Find all lines with the word "this" in the material, then copy them.
++++++++
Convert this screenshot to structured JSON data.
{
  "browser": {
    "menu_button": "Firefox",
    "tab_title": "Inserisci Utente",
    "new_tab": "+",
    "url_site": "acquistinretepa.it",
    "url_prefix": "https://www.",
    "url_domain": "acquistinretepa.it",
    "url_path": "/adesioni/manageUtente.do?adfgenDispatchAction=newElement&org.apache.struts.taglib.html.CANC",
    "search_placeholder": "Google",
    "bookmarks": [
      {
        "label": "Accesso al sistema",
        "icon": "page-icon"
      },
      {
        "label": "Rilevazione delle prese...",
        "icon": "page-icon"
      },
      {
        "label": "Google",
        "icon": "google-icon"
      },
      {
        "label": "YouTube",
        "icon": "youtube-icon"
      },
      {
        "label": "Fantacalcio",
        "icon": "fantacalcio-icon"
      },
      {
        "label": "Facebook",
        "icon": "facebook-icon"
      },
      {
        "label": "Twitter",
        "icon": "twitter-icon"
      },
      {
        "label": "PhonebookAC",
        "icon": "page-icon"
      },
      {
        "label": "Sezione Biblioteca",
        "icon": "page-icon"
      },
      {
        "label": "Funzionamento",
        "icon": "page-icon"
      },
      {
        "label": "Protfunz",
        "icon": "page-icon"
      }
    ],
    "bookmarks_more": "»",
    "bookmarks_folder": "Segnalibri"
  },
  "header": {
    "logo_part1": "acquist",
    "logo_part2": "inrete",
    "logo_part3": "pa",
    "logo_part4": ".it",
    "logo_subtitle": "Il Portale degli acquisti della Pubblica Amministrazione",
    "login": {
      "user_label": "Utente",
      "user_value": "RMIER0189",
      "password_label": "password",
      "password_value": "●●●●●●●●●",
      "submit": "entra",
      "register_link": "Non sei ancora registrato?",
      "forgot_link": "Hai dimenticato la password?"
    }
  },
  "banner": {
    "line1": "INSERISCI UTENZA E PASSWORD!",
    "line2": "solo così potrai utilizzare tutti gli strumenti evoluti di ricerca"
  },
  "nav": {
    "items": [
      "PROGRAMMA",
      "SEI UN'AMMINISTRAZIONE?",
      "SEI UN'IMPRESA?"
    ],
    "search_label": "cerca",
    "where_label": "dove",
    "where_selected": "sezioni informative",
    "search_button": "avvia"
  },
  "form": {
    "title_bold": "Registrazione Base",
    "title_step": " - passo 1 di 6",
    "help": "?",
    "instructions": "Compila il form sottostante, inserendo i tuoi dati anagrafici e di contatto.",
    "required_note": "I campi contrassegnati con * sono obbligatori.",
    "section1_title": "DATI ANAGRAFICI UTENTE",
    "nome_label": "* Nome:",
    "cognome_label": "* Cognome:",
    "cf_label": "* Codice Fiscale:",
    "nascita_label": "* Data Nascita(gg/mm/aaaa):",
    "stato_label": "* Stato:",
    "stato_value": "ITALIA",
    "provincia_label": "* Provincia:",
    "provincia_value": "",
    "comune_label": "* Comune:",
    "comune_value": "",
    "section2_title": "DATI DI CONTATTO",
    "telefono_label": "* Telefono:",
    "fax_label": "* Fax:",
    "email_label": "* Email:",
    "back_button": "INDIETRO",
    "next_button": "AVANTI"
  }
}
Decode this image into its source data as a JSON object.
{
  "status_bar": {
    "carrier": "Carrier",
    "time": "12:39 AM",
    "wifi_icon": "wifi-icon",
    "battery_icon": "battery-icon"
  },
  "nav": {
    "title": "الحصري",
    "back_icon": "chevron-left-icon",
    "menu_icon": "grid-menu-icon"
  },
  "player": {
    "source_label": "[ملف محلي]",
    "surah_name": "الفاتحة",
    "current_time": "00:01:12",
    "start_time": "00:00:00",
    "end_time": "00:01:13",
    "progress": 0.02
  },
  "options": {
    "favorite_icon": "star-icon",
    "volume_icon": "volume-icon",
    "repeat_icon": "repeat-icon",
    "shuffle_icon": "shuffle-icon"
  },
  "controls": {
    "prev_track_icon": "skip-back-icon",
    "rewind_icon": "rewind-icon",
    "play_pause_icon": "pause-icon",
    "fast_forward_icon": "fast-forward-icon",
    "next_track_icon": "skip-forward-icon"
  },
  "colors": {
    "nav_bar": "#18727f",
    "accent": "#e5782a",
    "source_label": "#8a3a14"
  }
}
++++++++
PROBLEM SOLUTION
Convert this screenshot to structured JSON data.
Decode this image into its source data as a JSON object.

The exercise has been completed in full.